Among general concerns about the fundamental nature of democracy, I’m pretty sure Carney’s elegant proposal is illegal, unconstitutional, and could possibly lead to the creation of subatomic black holes that could end life on earth.
But I’m always up for a spirited legal debate. If anyone disagrees with my reading of the 12th Amendment, please feel free.
Still, many people (who do not live in Ohio or Florida) believe that the EC needs some serious tweaking. But few people agree on how to do it.
So … write your own amendment. Is a straight popular vote really the way to go, or does that disproportionally represent populous coastal states? If you like Carney’s suggestion, how can he make it work constitutionally?
You can’t change the nature of the democratic process without talking to the lawyers. Could We Have A Market For Electoral College Votes? [Dealbreaker]
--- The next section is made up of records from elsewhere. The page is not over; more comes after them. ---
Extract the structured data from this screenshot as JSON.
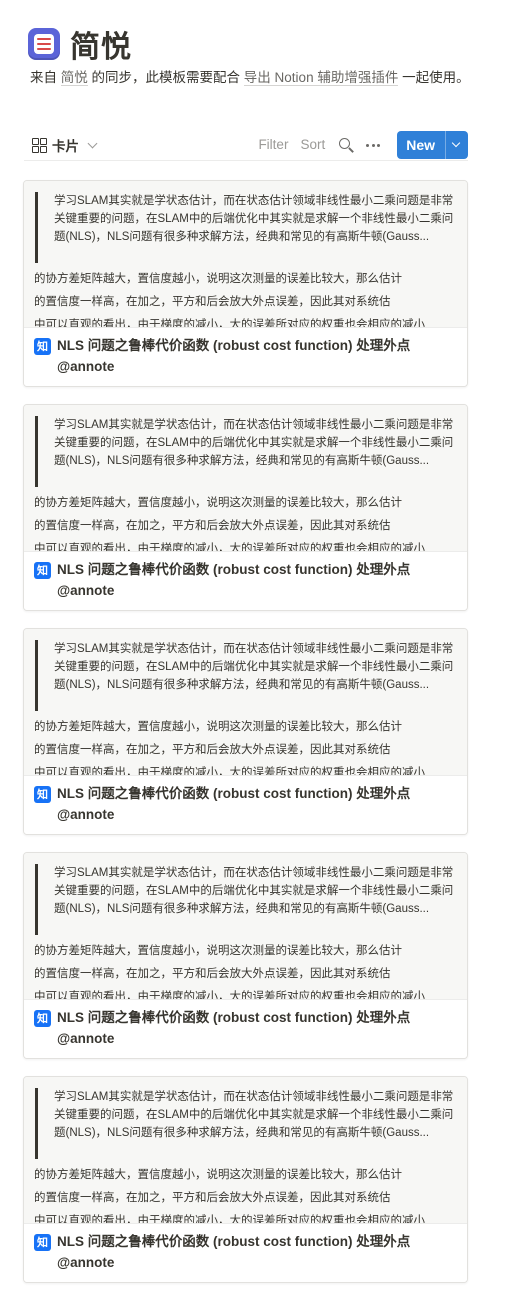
{
  "header": {
    "title": "简悦",
    "desc_prefix": "来自",
    "desc_link1": "简悦",
    "desc_middle": "的同步，此模板需要配合",
    "desc_link2": "导出 Notion 辅助增强插件",
    "desc_suffix": "一起使用。"
  },
  "toolbar": {
    "view_label": "卡片",
    "filter_label": "Filter",
    "sort_label": "Sort",
    "new_label": "New"
  },
  "icons": {
    "app": "simpread-app-icon",
    "view": "gallery-icon",
    "source": "zhihu-icon",
    "zhihu_glyph": "知"
  },
  "colors": {
    "accent": "#2f80d8",
    "zhihu": "#1772f6",
    "text": "#37352f",
    "muted": "#9b9a97"
  },
  "cards": [
    {
      "quote": "学习SLAM其实就是学状态估计，而在状态估计领域非线性最小二乘问题是非常关键重要的问题，在SLAM中的后端优化中其实就是求解一个非线性最小二乘问题(NLS)，NLS问题有很多种求解方法，经典和常见的有高斯牛顿(Gauss...",
      "para1": "的协方差矩阵越大，置信度越小，说明这次测量的误差比较大，那么估计",
      "para2": "的置信度一样高，在加之，平方和后会放大外点误差，因此其对系统估",
      "para3": "中可以直观的看出，由于梯度的减小，大的误差所对应的权重也会相应的减小",
      "title": "NLS 问题之鲁棒代价函数 (robust cost function) 处理外点",
      "author": "@annote"
    },
    {
      "quote": "学习SLAM其实就是学状态估计，而在状态估计领域非线性最小二乘问题是非常关键重要的问题，在SLAM中的后端优化中其实就是求解一个非线性最小二乘问题(NLS)，NLS问题有很多种求解方法，经典和常见的有高斯牛顿(Gauss...",
      "para1": "的协方差矩阵越大，置信度越小，说明这次测量的误差比较大，那么估计",
      "para2": "的置信度一样高，在加之，平方和后会放大外点误差，因此其对系统估",
      "para3": "中可以直观的看出，由于梯度的减小，大的误差所对应的权重也会相应的减小",
      "title": "NLS 问题之鲁棒代价函数 (robust cost function) 处理外点",
      "author": "@annote"
    },
    {
      "quote": "学习SLAM其实就是学状态估计，而在状态估计领域非线性最小二乘问题是非常关键重要的问题，在SLAM中的后端优化中其实就是求解一个非线性最小二乘问题(NLS)，NLS问题有很多种求解方法，经典和常见的有高斯牛顿(Gauss...",
      "para1": "的协方差矩阵越大，置信度越小，说明这次测量的误差比较大，那么估计",
      "para2": "的置信度一样高，在加之，平方和后会放大外点误差，因此其对系统估",
      "para3": "中可以直观的看出，由于梯度的减小，大的误差所对应的权重也会相应的减小",
      "title": "NLS 问题之鲁棒代价函数 (robust cost function) 处理外点",
      "author": "@annote"
    },
    {
      "quote": "学习SLAM其实就是学状态估计，而在状态估计领域非线性最小二乘问题是非常关键重要的问题，在SLAM中的后端优化中其实就是求解一个非线性最小二乘问题(NLS)，NLS问题有很多种求解方法，经典和常见的有高斯牛顿(Gauss...",
      "para1": "的协方差矩阵越大，置信度越小，说明这次测量的误差比较大，那么估计",
      "para2": "的置信度一样高，在加之，平方和后会放大外点误差，因此其对系统估",
      "para3": "中可以直观的看出，由于梯度的减小，大的误差所对应的权重也会相应的减小",
      "title": "NLS 问题之鲁棒代价函数 (robust cost function) 处理外点",
      "author": "@annote"
    },
    {
      "quote": "学习SLAM其实就是学状态估计，而在状态估计领域非线性最小二乘问题是非常关键重要的问题，在SLAM中的后端优化中其实就是求解一个非线性最小二乘问题(NLS)，NLS问题有很多种求解方法，经典和常见的有高斯牛顿(Gauss...",
      "para1": "的协方差矩阵越大，置信度越小，说明这次测量的误差比较大，那么估计",
      "para2": "的置信度一样高，在加之，平方和后会放大外点误差，因此其对系统估",
      "para3": "中可以直观的看出，由于梯度的减小，大的误差所对应的权重也会相应的减小",
      "title": "NLS 问题之鲁棒代价函数 (robust cost function) 处理外点",
      "author": "@annote"
    }
  ]
}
Ed. note: The Asia Chronicles column is authored by Kinney Recruiting. Kinney has made more placements of U.S. associates, counsels and partners in Asia than any other recruiting firm in each of the past seven years. You can reach them by email: email@example.com.
Please note that Evan Jowers and Robert Kinney are still in Hong Kong and will stay FOR THE REMAINDER OF THIS WEEK. We still have a handful of available slots for meetings with our Asia Chronicles fans. If we have not been in touch lately, reach out and let us know when we could meet! There is no need for an agenda at all. Most of our in-person meetings on these trips are with folks who understand that improving a legal practice through lateral hiring is an information-driven process that takes time to handle correctly.
Regarding trends in lateral US associate hiring in Hong Kong, we of course keep much of what we know off of this blog. Based on placement revenue, though, Kinney is having one of our most successful years ever in Asia. We are helping a number of our law firm clients with M&A, fund formation, cap markets, project finance, FCPA and disputes openings. These are very specific needs in many cases, so a conversation with us before jumping in may be helpful. As always, we like to be sure to get the maximum number of interviews per submission, using a well-informed, highly targeted, and selective approach, taking into account short, medium and long-term career aims.
Making a well informed decision during a job search is easier said than done – the information we provide comes from 10 years of being the market leader in US attorney placements at the top tier firms in Asia. There is no substitute for having known a hiring partner since he/she was an associate or for having helped a partner grow his or her practice from zip to zooming, and this is happily where we stand today – with years of background information on just about every relevant person in all the markets we serve, and most especially in Hong Kong/China/Greater Asia. So get in touch and get a download from us this week if we can fit it in, or soon in any case!
The legal industry is being disrupted at every level by technological advances. While legal tech entrepreneurs and innovators are racing to create a more efficient and productive future, there is widespread indifference on the part of attorneys toward these emerging technologies.
When the LexisNexis Cloud Technology Survey results were reported earlier this year, it showed that attorneys were starting to peer less skeptically into the future, and slowly but surely leaning more toward all the benefits the law cloud has to offer.
Because let’s face it, plenty of attorneys are perhaps a bit too comfortable with their “system” of practice management, which may or may not include neon highlighters, sticky notes, dog-eared file folders, and a word processing program that was last updated when the term “raise the roof” was still de rigueur.